» **Assignment**: What is needed is an exact repeat of the entries, with no pictures in it.

» **Input material**:
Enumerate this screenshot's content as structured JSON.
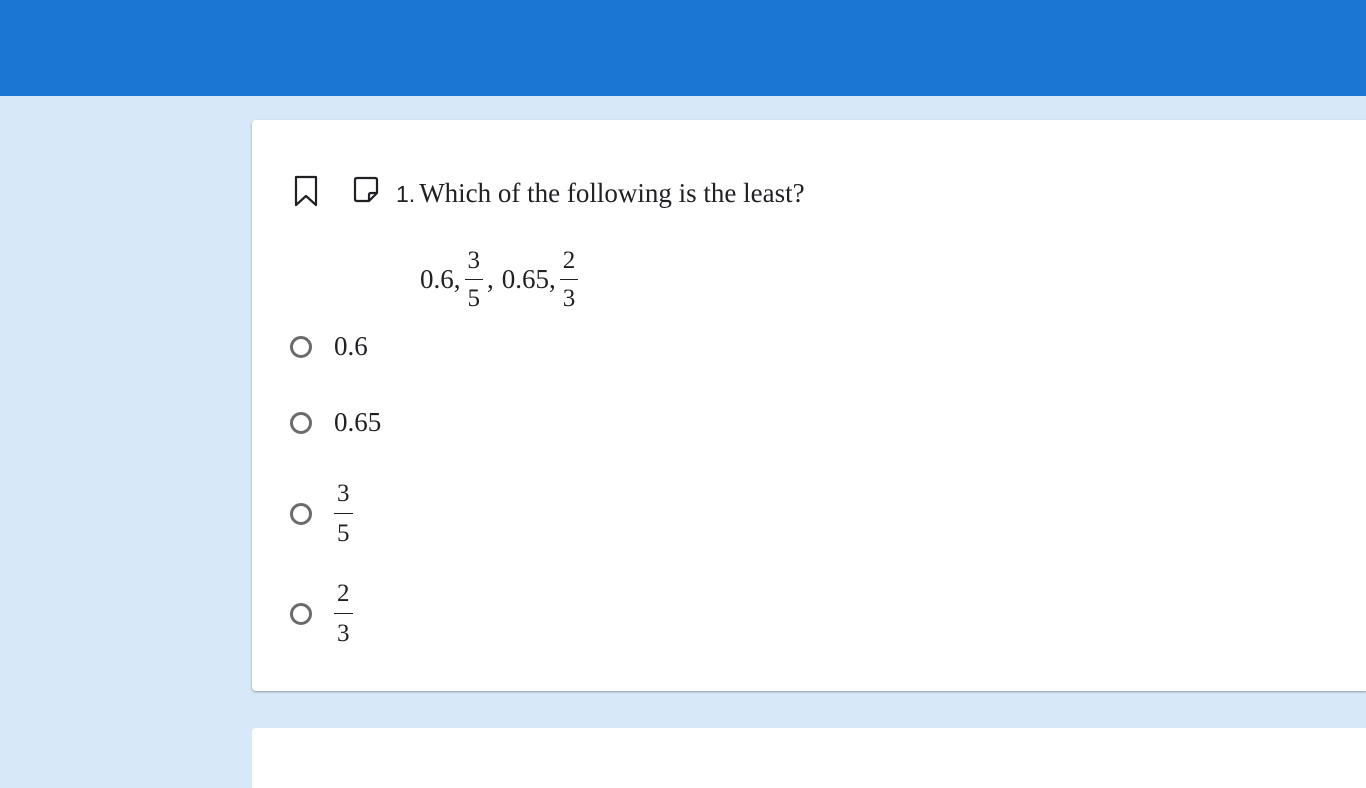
{
  "question": {
    "number": "1.",
    "text": "Which of the following is the least?",
    "expression": {
      "a": "0.6,",
      "frac1": {
        "num": "3",
        "den": "5"
      },
      "sep": ",",
      "b": "0.65,",
      "frac2": {
        "num": "2",
        "den": "3"
      }
    }
  },
  "options": [
    {
      "label": "0.6"
    },
    {
      "label": "0.65"
    },
    {
      "num": "3",
      "den": "5"
    },
    {
      "num": "2",
      "den": "3"
    }
  ],
  "icons": {
    "bookmark": "bookmark-icon",
    "note": "note-icon"
  },
  "colors": {
    "header": "#1a76d2",
    "background": "#d7e9f9",
    "card": "#ffffff"
  }
}
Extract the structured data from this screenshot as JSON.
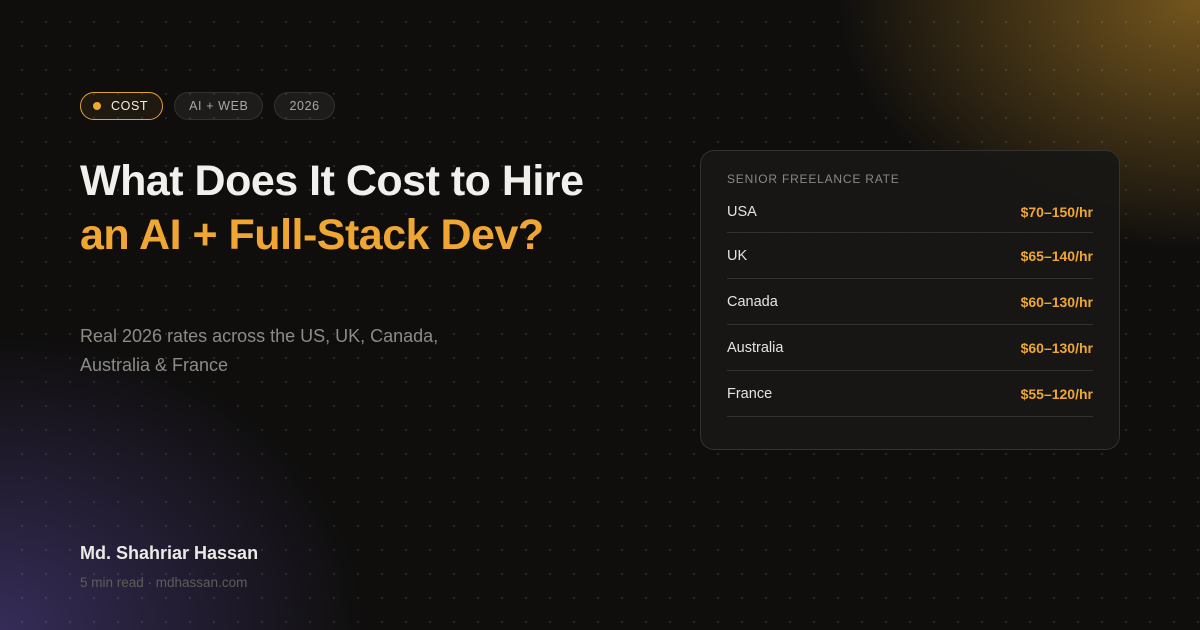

» **Task output**:
Enumerate this screenshot's content as structured JSON.
{
  "question": {
    "number": "1.",
    "text": "Which of the following is the least?",
    "expression": {
      "a": "0.6,",
      "frac1": {
        "num": "3",
        "den": "5"
      },
      "sep": ",",
      "b": "0.65,",
      "frac2": {
        "num": "2",
        "den": "3"
      }
    }
  },
  "options": [
    {
      "label": "0.6"
    },
    {
      "label": "0.65"
    },
    {
      "num": "3",
      "den": "5"
    },
    {
      "num": "2",
      "den": "3"
    }
  ],
  "icons": {
    "bookmark": "bookmark-icon",
    "note": "note-icon"
  },
  "colors": {
    "header": "#1a76d2",
    "background": "#d7e9f9",
    "card": "#ffffff"
  }
}
Extract the structured data from this screenshot as JSON.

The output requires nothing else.